At Crady's Eclectic Cuisine in Conway, owner Barbara Whitley is well-known for making tasty desserts.
She takes pride that her cookies are baked with locally-grown figs, and her pies with local peaches.
"I'm always excited when I can get fresh food, fresh fruit, fresh produce. The fresher, the better," Whitley said.
The Clemson University Extension Service is looking to help people like Whitley, by studying the feasibility of creating a food hub for Horry County in Conway.
It would be something like a large-scale farmers' market, a clearinghouse aimed more at restaurants and grocery stores than consumers.
"Markets are retail, food hubs are largely wholesale," explained Clemson Extension Agent Blake Lanford, who helped produce the study.
Lanford says the general public wouldn't be left out of the food hub. He imagines a retail market with a wholesale element included.
"Something that has entertainment space and a demonstration kitchen or a light-scale commercial kitchen. We envision a little bit more uses out of Conway," he said.

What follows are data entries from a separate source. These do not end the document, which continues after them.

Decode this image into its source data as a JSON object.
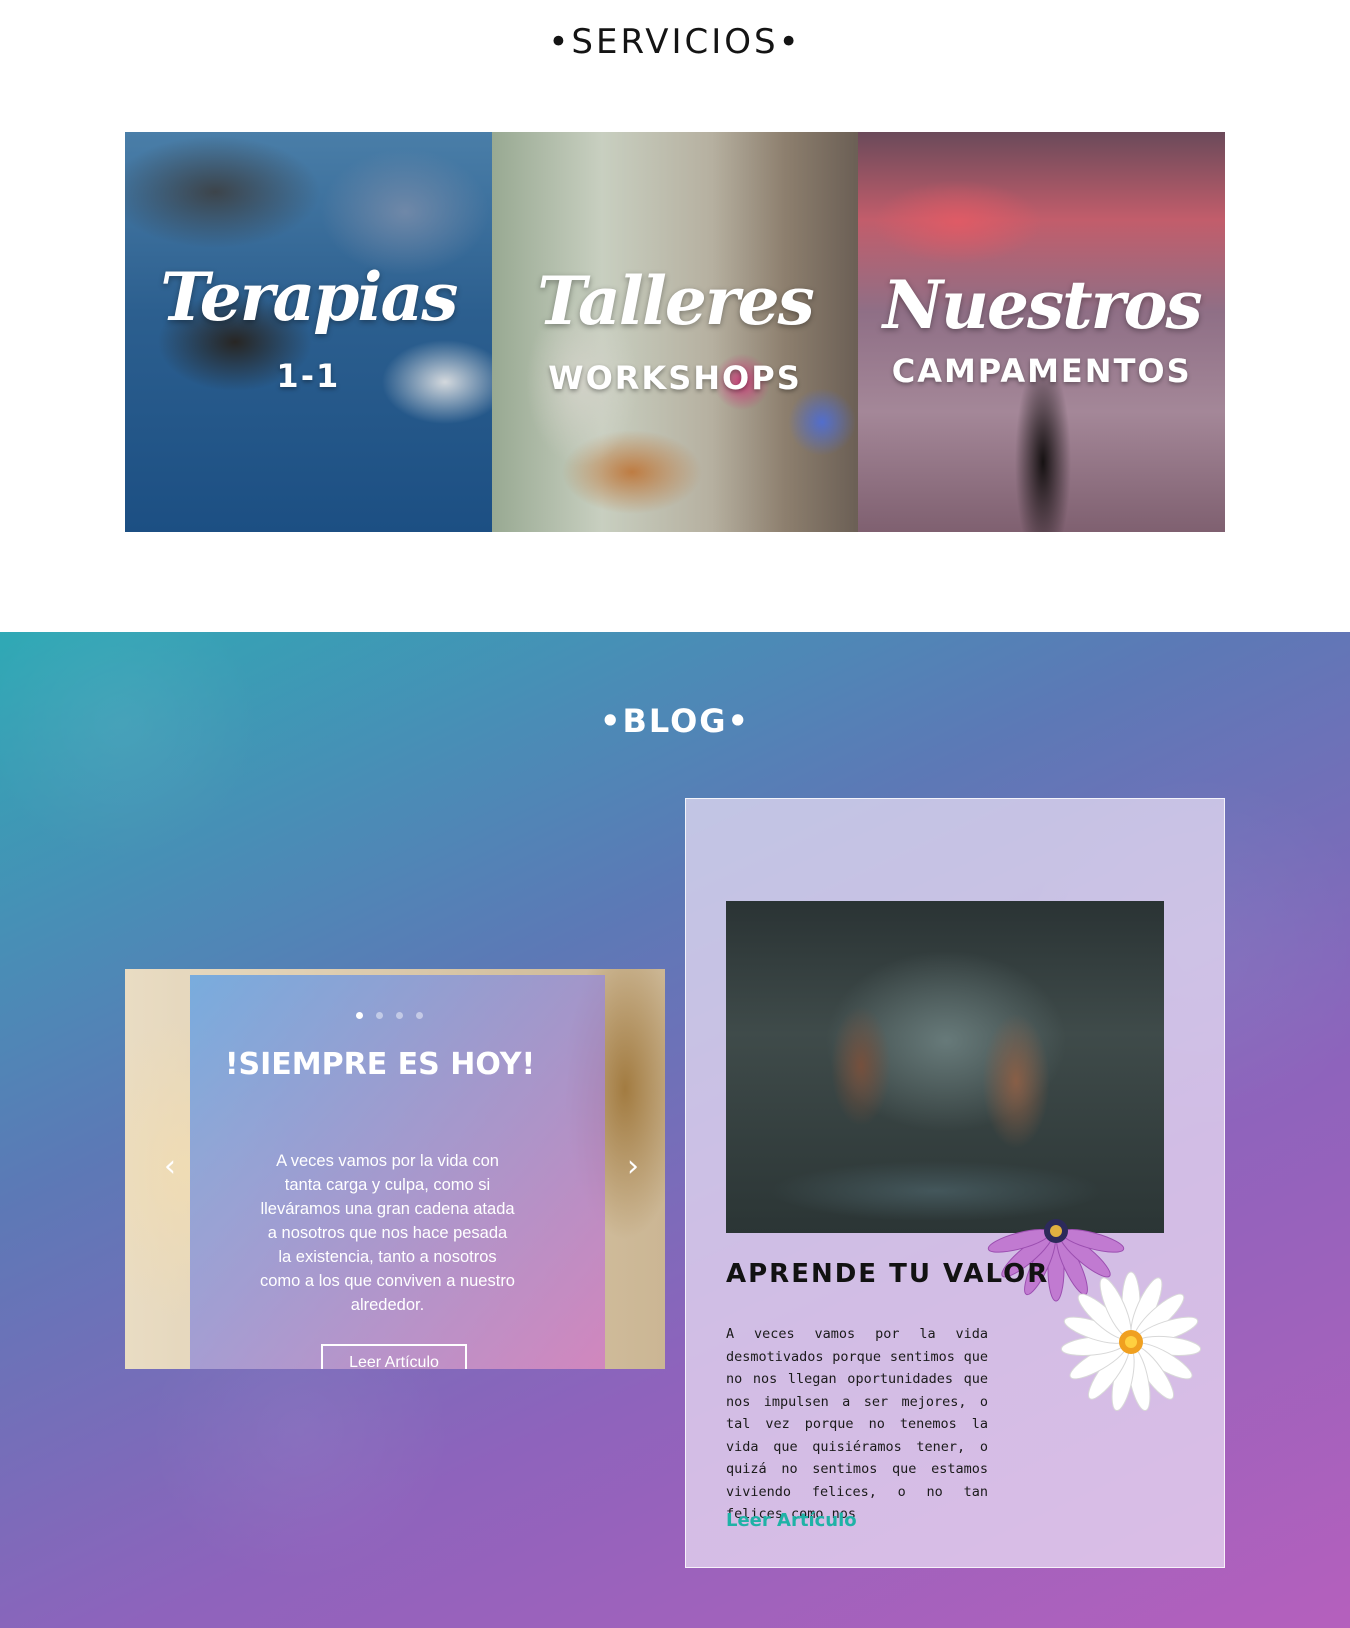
{
  "servicios": {
    "title": "•SERVICIOS•",
    "tiles": [
      {
        "script": "Terapias",
        "sub": "1-1"
      },
      {
        "script": "Talleres",
        "sub": "WORKSHOPS"
      },
      {
        "script": "Nuestros",
        "sub": "CAMPAMENTOS"
      }
    ]
  },
  "blog": {
    "title": "•BLOG•",
    "slider": {
      "title": "!SIEMPRE ES HOY!",
      "text": "A veces vamos por la vida con tanta carga y culpa, como si lleváramos una gran cadena atada a nosotros que nos hace pesada la existencia, tanto a nosotros como a los que conviven a nuestro alrededor.",
      "button": "Leer Artículo",
      "prev_icon": "‹",
      "next_icon": "›",
      "dots_count": 4,
      "active_dot": 0
    },
    "card": {
      "title": "APRENDE TU VALOR",
      "text": "A veces vamos por la vida desmotivados porque sentimos que no nos llegan oportunidades que nos impulsen a ser mejores, o tal vez porque no tenemos la vida que quisiéramos tener, o quizá no sentimos que estamos viviendo felices, o no tan felices como nos",
      "link": "Leer Artículo"
    }
  },
  "colors": {
    "accent_link": "#1fb2a6",
    "blog_gradient_start": "#2fa9b5",
    "blog_gradient_end": "#b560bd"
  }
}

Whitley has good reason to be enthused about the food hub concept.
While the pastries at her restaurant look, smell and taste great, she says coming up with all the ingredients from different farmers in different places can be tricky.

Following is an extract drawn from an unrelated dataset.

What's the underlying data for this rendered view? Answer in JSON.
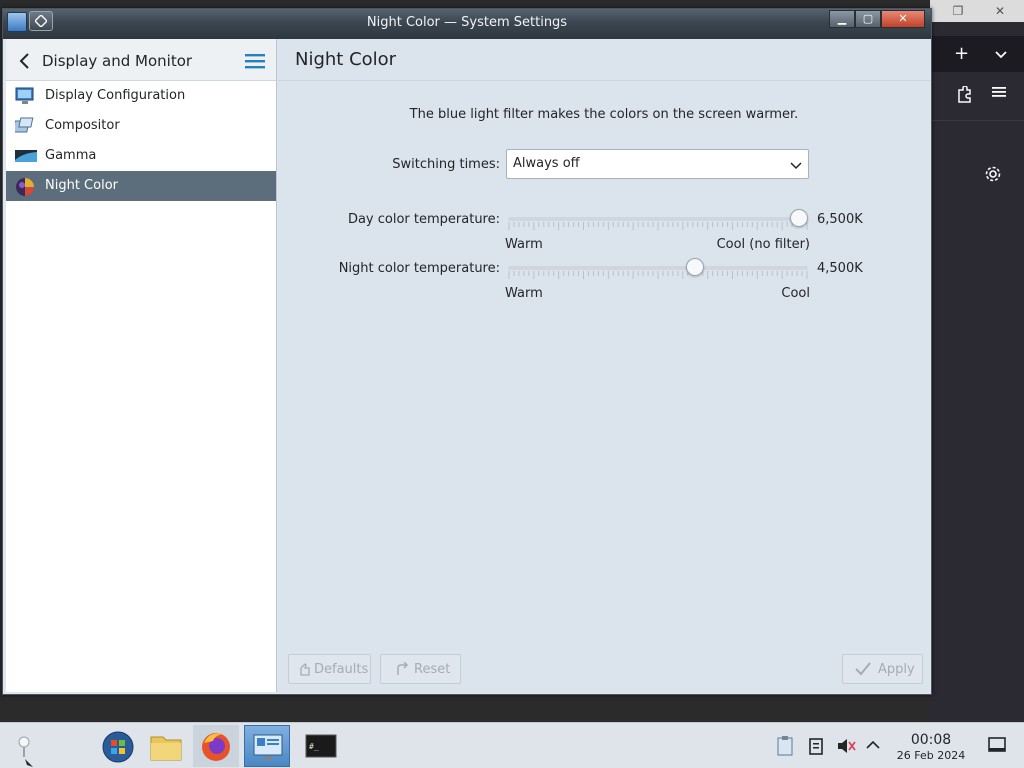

"So I think when we get the clearinghouse, then the restaurateur can call the hub and say, 'What do you have today?'" said Whitley.
Lanford says the food hub idea is catching on around the state.
The challenge will be coming up with seed money, manpower and grants, possibly from the USDA, to get one started in Horry County.
"I think it's going to ultimately come down to who steps up first and invests the resources and the time in creating that business model that's going to work," Lanford said.
Lanford thinks it could take a half-million dollars and maybe three years to get a food hub going in Conway.
He says Columbia, Greenville and other cities are studying the concept, but so far the state's only food hub is in Charleston.